## Data provided
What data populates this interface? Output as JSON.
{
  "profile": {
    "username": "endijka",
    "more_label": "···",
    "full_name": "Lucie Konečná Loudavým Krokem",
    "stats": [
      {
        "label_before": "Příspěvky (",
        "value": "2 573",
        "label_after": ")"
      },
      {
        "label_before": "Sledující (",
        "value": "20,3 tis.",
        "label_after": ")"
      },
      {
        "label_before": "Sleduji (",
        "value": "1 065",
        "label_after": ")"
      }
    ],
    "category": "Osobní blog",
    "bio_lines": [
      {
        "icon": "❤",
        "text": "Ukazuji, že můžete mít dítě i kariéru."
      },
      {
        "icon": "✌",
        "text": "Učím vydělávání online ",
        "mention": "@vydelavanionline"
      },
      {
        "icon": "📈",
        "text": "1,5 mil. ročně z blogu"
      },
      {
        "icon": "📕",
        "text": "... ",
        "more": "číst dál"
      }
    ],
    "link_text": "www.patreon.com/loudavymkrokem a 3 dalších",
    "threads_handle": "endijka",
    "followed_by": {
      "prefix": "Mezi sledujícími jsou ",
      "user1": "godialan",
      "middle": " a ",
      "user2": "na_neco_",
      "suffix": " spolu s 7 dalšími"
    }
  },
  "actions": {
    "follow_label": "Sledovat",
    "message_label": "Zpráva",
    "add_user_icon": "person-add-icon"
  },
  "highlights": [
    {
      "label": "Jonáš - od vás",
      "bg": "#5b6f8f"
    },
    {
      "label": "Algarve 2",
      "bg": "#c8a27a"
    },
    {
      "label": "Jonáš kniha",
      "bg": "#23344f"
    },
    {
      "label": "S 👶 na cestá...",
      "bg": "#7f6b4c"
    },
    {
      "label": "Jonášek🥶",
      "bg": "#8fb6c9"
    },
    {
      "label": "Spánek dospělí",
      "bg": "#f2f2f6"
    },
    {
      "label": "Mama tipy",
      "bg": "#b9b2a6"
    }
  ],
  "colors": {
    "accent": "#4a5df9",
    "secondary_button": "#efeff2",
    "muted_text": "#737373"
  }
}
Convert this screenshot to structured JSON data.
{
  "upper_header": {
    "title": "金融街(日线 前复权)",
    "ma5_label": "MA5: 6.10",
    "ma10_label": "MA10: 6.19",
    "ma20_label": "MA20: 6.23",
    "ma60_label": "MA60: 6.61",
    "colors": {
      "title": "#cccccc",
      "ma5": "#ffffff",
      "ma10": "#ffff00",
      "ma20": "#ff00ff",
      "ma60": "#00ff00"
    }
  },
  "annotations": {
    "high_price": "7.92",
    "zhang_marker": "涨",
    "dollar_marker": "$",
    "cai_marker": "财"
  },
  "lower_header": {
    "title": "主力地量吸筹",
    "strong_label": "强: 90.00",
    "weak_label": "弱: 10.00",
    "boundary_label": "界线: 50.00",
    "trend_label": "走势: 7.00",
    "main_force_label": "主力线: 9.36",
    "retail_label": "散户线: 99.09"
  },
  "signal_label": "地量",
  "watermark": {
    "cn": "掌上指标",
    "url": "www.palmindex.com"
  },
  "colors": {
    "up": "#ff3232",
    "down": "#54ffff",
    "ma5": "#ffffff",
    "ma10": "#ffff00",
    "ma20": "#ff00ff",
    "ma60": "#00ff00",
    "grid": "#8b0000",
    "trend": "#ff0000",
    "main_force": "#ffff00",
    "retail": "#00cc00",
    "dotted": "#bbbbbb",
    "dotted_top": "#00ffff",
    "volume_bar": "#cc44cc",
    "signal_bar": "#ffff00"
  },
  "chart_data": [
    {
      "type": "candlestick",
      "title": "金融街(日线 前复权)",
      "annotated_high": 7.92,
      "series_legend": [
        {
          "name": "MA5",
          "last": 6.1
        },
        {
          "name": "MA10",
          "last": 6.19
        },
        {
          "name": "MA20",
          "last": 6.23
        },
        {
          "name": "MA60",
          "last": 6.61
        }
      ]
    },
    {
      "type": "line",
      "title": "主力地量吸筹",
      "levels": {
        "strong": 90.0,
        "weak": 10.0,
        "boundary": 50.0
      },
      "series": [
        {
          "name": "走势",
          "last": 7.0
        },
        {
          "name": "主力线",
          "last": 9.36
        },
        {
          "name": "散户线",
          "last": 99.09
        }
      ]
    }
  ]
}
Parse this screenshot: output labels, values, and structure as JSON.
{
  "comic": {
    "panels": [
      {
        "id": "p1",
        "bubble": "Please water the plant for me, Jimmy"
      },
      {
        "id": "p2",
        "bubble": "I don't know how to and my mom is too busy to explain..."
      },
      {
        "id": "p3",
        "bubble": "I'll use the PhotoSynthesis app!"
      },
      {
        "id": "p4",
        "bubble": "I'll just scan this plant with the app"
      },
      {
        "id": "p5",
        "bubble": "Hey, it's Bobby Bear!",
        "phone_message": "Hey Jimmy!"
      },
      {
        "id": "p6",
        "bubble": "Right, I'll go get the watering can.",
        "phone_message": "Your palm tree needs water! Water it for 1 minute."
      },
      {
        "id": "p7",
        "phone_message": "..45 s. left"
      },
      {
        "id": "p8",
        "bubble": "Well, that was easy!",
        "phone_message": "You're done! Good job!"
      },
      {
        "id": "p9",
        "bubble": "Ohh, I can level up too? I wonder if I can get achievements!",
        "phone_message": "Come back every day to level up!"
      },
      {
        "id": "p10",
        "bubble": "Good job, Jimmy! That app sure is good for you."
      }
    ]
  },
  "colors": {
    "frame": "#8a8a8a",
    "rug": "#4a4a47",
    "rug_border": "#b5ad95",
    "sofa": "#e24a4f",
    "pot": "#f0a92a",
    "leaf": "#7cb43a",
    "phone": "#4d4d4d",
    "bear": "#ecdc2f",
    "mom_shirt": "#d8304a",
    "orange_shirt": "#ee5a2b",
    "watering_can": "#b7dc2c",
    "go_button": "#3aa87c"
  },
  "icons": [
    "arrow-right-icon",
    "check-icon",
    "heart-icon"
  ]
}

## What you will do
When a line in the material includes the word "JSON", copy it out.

## Exercise solution
What data populates this interface? Output as JSON.
Convert this screenshot to structured JSON data.
Parse this screenshot: output labels, values, and structure as JSON.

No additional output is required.